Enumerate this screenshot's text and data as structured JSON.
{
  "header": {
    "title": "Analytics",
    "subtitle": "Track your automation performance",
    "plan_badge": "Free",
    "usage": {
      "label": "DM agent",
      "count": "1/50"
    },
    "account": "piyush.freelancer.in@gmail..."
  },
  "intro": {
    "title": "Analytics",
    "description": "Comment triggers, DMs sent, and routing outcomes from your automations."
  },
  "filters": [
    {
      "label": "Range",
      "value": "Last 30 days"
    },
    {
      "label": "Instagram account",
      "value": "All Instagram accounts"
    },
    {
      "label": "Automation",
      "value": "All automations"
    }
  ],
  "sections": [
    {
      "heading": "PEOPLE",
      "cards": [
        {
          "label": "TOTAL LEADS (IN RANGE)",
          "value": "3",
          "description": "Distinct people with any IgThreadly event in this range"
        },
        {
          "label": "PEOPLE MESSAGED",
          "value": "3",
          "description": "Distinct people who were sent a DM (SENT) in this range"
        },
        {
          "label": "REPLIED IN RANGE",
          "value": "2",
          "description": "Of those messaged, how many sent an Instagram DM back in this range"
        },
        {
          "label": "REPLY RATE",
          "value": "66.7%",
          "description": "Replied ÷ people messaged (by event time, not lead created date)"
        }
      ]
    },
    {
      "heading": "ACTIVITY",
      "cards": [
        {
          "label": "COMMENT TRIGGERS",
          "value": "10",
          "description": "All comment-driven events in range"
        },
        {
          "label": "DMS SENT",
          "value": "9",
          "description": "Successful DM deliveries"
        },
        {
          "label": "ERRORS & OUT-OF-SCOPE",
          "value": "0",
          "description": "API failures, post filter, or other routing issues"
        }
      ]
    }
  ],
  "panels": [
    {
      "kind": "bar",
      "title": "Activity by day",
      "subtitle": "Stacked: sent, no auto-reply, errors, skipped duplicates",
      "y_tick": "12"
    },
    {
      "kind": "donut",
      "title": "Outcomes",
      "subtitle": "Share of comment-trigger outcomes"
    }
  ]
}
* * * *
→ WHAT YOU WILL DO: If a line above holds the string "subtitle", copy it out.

→ EXERCISE ANSWER:
    "subtitle": "Track your automation performance",
      "subtitle": "Stacked: sent, no auto-reply, errors, skipped duplicates",
      "subtitle": "Share of comment-trigger outcomes"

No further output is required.